The people running the NFL aren't any smarter than you or me. They've managed to maneuver themselves next to a machine that prints money. That's it. The machine is what matters. It's the goose that lays golden eggs. With its maladroit handling of the Kaepernick situation, the NFL may have killed its prized possession. The moment Colin Kaepernick said the word “collusion,” I thought to myself, they need to give that man a contract, and they need to do it now. Here's why: The moment collusion became an issue, federal antitrust laws were invoked. The federal antitrust laws are designed to protect competition, and while the core tenets are relatively simply stated, boy do they pack a wallop. When
A 2017 season marred by injuries, controversies and simmering tensions between players, owners, fans and even politicians culminated in one of the more riveting Super Bowls ever. Consider it a microcosm of today's NFL, which has never been more profitable, or more polarizing. Thus, while there are hundreds of apt storylines worth highlighting as the league roars toward its 98th season in existence, we enjoyed the task of paring them down to the top 10. Protests, collusion claims test NFL's strength The player movement spurred by then-49ers QB Colin Kaepernick, who first knelt during the national anthem in 2016 to protest social injustice and police brutality, hasn't gone away. The league, some

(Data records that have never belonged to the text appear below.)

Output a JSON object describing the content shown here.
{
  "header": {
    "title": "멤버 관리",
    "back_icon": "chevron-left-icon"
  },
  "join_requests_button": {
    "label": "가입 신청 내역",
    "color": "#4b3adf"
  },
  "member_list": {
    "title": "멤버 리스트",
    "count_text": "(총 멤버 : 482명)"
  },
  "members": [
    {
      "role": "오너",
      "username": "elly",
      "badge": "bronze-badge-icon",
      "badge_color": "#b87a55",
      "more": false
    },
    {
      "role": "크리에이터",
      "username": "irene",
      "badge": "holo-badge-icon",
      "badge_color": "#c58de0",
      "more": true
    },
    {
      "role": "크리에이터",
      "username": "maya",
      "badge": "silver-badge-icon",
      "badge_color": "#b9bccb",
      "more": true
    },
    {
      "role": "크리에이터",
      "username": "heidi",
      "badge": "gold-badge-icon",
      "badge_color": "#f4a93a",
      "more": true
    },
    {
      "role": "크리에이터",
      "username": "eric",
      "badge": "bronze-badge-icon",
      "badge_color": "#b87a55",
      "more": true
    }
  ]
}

The Tennessee Titans spent their last day of minicamp Thursday learning gun safety from Metro Nashville Police and getting a feel for the challenges of that job. Nashville Predators star P.K. Subban devised and paid for a program over the past season in which Nashville Police officers and underprivileged kids got together to eat and watch the Preds play. And now is a good time for someone in the local sports landscape to educate as many kids as possible about how to handle an interaction with an officer and to understand their rights in that situation. That's part of what Colin Kaepernick has been doing with his camps in various cities for nearly two years now — since shortly after he became

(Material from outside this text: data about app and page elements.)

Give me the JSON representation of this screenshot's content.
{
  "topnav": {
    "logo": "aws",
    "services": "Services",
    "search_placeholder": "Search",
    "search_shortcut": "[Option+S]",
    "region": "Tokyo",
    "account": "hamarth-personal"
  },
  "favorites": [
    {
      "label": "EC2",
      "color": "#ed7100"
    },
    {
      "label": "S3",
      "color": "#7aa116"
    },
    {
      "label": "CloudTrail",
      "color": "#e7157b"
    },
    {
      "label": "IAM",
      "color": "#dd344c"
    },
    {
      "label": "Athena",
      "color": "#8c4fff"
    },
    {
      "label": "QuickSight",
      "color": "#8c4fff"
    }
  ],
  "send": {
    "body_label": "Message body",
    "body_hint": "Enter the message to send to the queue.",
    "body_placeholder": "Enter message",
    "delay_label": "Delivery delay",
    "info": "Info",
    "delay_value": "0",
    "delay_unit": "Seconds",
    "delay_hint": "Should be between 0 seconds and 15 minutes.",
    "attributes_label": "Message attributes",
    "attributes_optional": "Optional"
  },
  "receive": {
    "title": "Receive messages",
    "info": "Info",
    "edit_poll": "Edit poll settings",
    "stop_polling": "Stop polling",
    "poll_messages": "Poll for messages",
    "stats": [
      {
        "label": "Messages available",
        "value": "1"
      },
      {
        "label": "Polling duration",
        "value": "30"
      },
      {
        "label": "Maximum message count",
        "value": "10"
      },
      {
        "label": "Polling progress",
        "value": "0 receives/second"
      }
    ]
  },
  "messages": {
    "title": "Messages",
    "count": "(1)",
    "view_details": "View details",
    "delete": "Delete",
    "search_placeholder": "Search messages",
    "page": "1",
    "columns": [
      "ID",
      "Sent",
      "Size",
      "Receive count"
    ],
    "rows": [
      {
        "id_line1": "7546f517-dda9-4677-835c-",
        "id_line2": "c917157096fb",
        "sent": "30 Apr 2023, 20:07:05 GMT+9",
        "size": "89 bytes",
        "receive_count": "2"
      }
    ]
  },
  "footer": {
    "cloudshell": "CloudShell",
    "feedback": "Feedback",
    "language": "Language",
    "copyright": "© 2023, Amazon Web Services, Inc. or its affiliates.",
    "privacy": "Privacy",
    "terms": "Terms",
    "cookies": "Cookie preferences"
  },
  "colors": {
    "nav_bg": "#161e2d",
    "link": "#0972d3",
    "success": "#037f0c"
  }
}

Caption Close I love American football. I love the NFL. I love the level of competition, the human conditioning and extraordinary effort that the world is able to witness from September to February each year. Football brings us BBQ's, friendly rivalries and funny commercials. It embodies "Americanism" at its finest — raw power, competition and disciplined strength. I was disappointed in the NFL owners' recent decision that will not require NFL players to be on the field during our National Anthem. Given the circumstances, this was the best decision possible as they were in an impossible position, locked between infringing on players' First Amendment rights and the dictatorial position of mandating
My first day of employment in a newspaper office was in mid-August 1963 as a copy boy at the Minneapolis Morning Tribune. I've been working in some form for KSTP on AM-1500 radio continuously since September 1983. As I've covered and commented on ballgames, I've always had confidence that the news side across the way and the TV newsroom downstairs were going to be allowed to take on important and interesting issues to the best of their ability. I've always had confidence that there were ownerships willing to say, "Yes, we're going to go with it, even if it costs us some readers, or viewers, or advertisers." It was a great moment in Twin Cities journalism in November 2014, when KSTP owner Stan

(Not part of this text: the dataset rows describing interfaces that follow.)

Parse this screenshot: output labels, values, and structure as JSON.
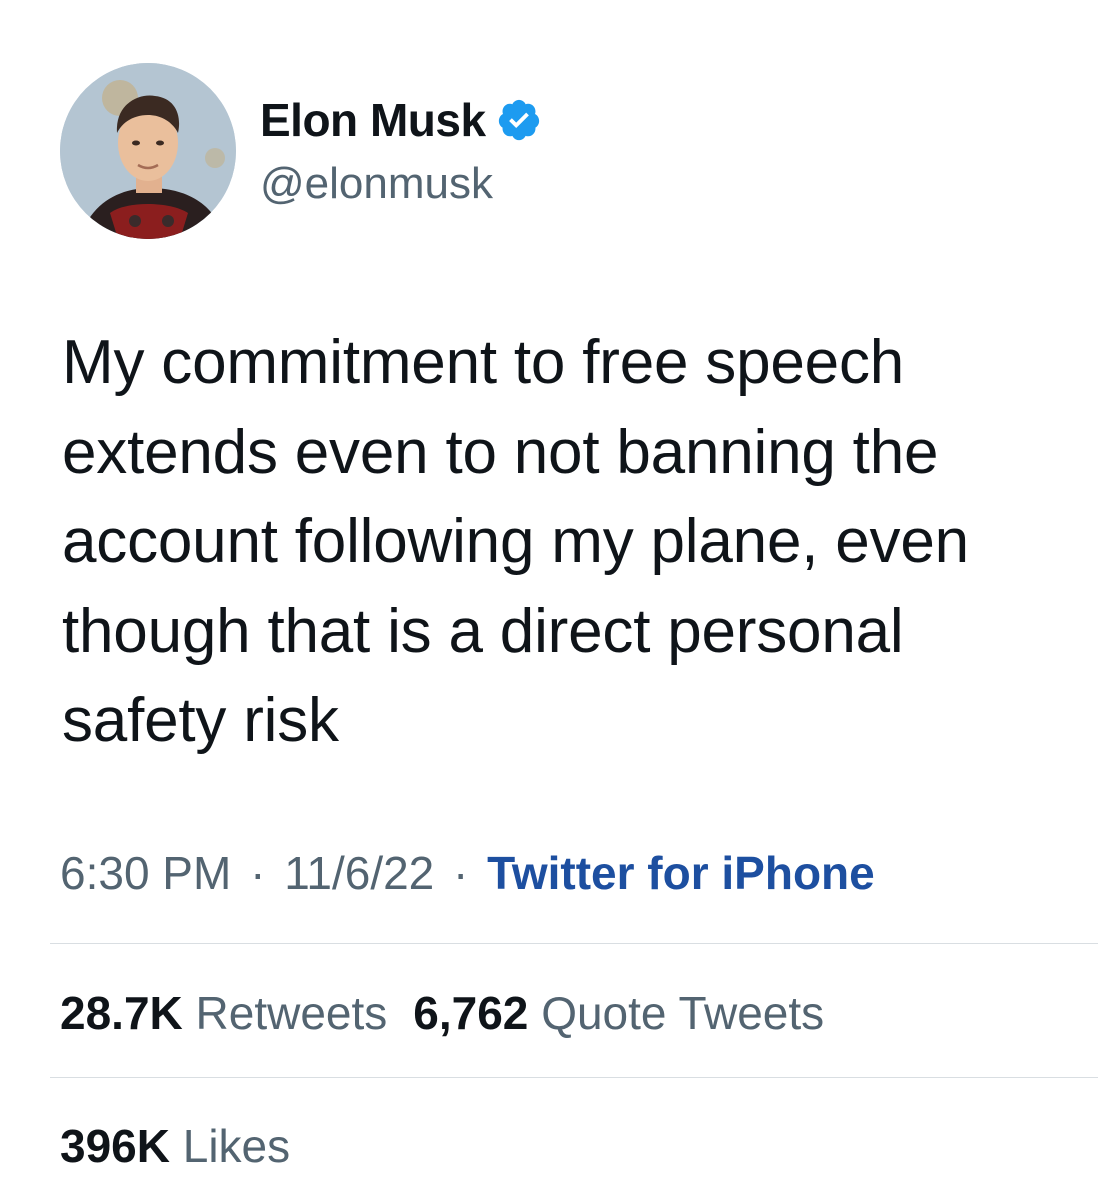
{
  "author": {
    "display_name": "Elon Musk",
    "handle": "@elonmusk",
    "verified_icon": "verified-badge-icon",
    "avatar_icon": "profile-photo-avatar"
  },
  "tweet": {
    "text_lines": [
      "My commitment to free speech",
      "extends even to not banning the",
      "account following my plane, even",
      "though that is a direct personal",
      "safety risk"
    ]
  },
  "meta": {
    "time": "6:30 PM",
    "separator": "·",
    "date": "11/6/22",
    "source": "Twitter for iPhone"
  },
  "stats": {
    "retweets_count": "28.7K",
    "retweets_label": "Retweets",
    "quotes_count": "6,762",
    "quotes_label": "Quote Tweets",
    "likes_count": "396K",
    "likes_label": "Likes"
  },
  "colors": {
    "text_primary": "#0f1419",
    "text_secondary": "#536471",
    "source_link": "#1d4fa0",
    "verified": "#1d9bf0",
    "divider": "#d9dee2"
  }
}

The outspoken rapper and NFL quarterback both have inspired controversy by fighting police brutality and racial inequality.